Your objective. Search the entries for lines that contain the word "heart", and report each one found.

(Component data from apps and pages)
▽

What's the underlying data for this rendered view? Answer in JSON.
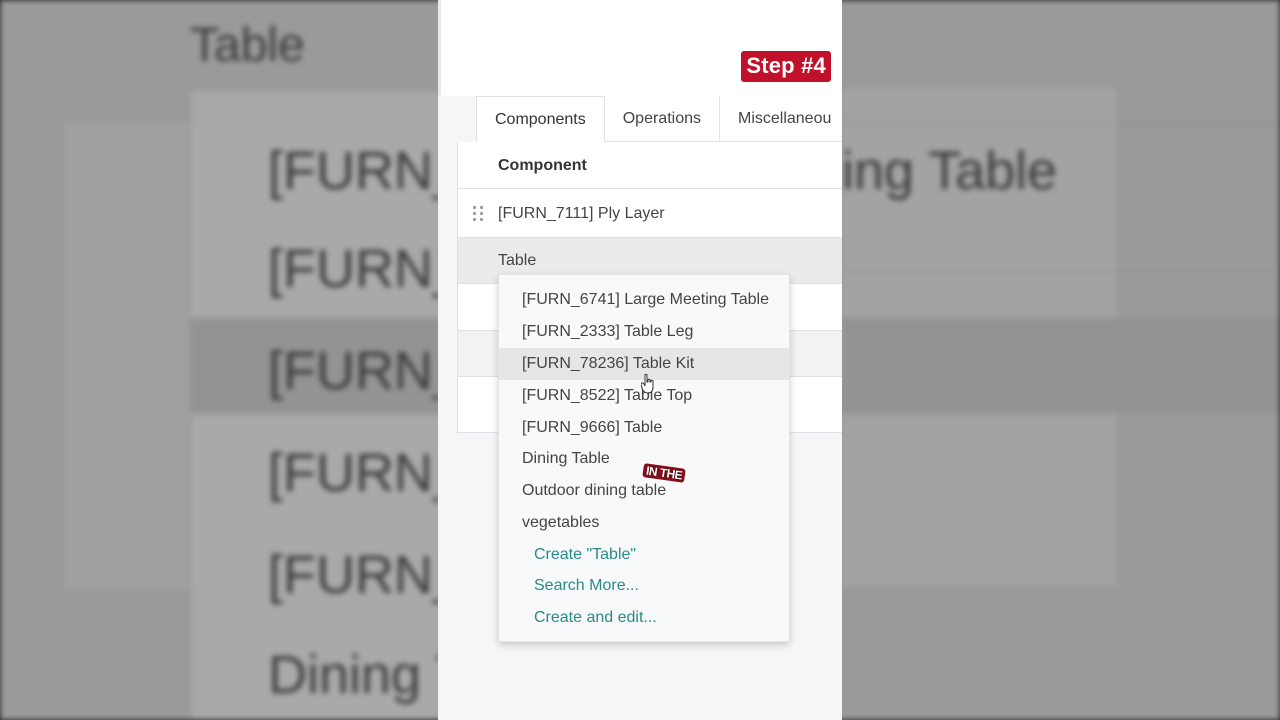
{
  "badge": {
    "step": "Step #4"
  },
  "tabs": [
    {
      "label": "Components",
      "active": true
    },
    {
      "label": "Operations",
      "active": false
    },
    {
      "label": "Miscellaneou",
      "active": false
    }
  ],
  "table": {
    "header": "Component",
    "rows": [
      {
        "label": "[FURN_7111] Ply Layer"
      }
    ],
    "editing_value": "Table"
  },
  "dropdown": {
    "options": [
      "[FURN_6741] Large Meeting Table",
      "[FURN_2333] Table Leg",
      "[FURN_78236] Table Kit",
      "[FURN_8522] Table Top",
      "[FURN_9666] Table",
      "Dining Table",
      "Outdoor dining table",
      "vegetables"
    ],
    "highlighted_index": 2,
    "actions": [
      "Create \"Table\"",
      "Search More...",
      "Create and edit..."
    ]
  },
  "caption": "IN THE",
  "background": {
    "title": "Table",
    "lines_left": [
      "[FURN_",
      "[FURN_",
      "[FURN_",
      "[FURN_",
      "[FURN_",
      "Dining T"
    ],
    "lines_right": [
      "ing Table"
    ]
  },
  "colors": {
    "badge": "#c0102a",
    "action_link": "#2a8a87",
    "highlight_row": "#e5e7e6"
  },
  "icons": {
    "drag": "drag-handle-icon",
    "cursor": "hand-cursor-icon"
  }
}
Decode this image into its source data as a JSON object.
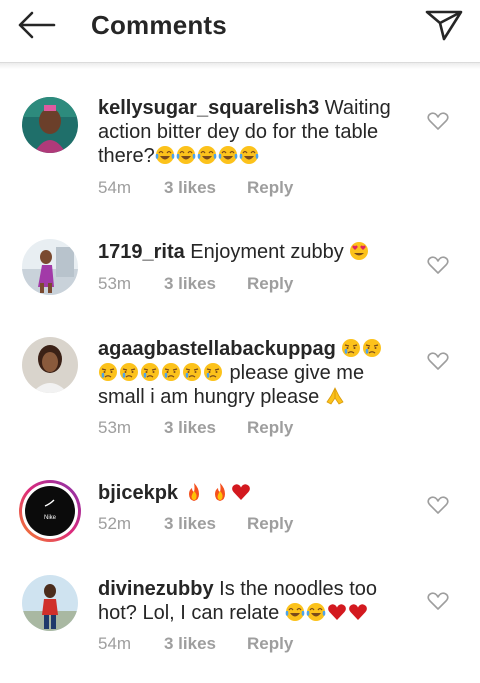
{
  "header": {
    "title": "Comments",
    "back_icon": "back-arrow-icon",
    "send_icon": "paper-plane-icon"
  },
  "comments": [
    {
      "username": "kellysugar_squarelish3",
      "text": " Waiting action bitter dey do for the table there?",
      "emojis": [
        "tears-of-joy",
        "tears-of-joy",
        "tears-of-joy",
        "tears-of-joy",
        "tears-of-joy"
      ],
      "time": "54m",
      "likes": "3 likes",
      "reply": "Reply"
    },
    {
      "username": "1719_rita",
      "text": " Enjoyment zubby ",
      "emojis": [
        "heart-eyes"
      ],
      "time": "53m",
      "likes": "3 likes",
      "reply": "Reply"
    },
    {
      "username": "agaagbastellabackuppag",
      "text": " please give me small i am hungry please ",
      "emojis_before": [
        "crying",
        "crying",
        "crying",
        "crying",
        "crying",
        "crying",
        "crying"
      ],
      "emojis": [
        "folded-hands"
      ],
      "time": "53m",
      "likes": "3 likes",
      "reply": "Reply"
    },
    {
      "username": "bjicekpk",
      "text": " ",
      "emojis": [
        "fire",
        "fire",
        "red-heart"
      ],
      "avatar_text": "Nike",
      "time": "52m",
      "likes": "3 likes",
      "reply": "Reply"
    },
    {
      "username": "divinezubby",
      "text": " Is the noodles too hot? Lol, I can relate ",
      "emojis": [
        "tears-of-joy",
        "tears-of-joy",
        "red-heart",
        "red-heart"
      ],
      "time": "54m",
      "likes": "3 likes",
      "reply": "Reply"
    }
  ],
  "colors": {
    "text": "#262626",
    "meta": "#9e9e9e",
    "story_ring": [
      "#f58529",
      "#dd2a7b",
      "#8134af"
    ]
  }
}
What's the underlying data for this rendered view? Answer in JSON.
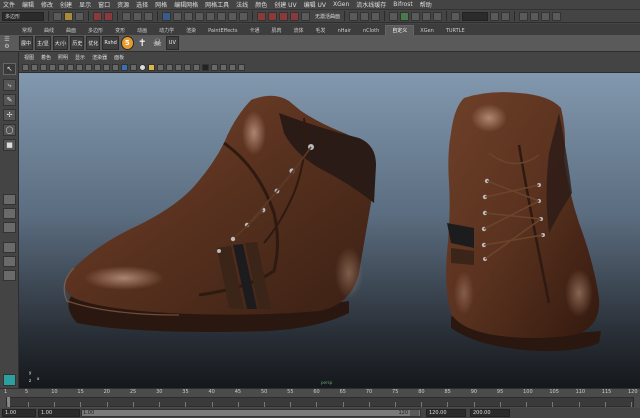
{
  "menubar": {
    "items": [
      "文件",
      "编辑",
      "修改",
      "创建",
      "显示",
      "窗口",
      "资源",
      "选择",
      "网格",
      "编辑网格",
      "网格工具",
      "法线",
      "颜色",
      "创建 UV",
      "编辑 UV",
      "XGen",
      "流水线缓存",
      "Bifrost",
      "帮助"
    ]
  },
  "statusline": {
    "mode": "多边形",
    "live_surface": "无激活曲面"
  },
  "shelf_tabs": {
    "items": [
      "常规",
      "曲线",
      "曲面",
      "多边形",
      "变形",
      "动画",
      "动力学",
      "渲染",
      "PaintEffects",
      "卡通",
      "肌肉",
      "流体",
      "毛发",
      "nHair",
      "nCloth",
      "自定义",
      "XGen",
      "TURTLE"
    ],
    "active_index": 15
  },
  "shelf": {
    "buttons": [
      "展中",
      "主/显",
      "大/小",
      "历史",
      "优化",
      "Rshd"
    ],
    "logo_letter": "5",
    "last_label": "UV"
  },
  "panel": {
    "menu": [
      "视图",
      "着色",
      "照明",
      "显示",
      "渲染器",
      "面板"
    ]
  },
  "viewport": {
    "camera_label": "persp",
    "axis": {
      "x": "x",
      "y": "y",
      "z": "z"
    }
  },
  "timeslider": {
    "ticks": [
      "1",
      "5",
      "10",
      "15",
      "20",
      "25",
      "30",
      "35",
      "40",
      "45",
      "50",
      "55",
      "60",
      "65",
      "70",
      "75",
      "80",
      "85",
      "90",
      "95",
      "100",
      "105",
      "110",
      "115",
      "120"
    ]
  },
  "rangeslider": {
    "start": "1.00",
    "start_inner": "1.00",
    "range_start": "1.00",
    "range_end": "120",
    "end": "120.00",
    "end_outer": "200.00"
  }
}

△

Output below.
        "heart-eyes"
        "red-heart"
        "red-heart",
        "red-heart"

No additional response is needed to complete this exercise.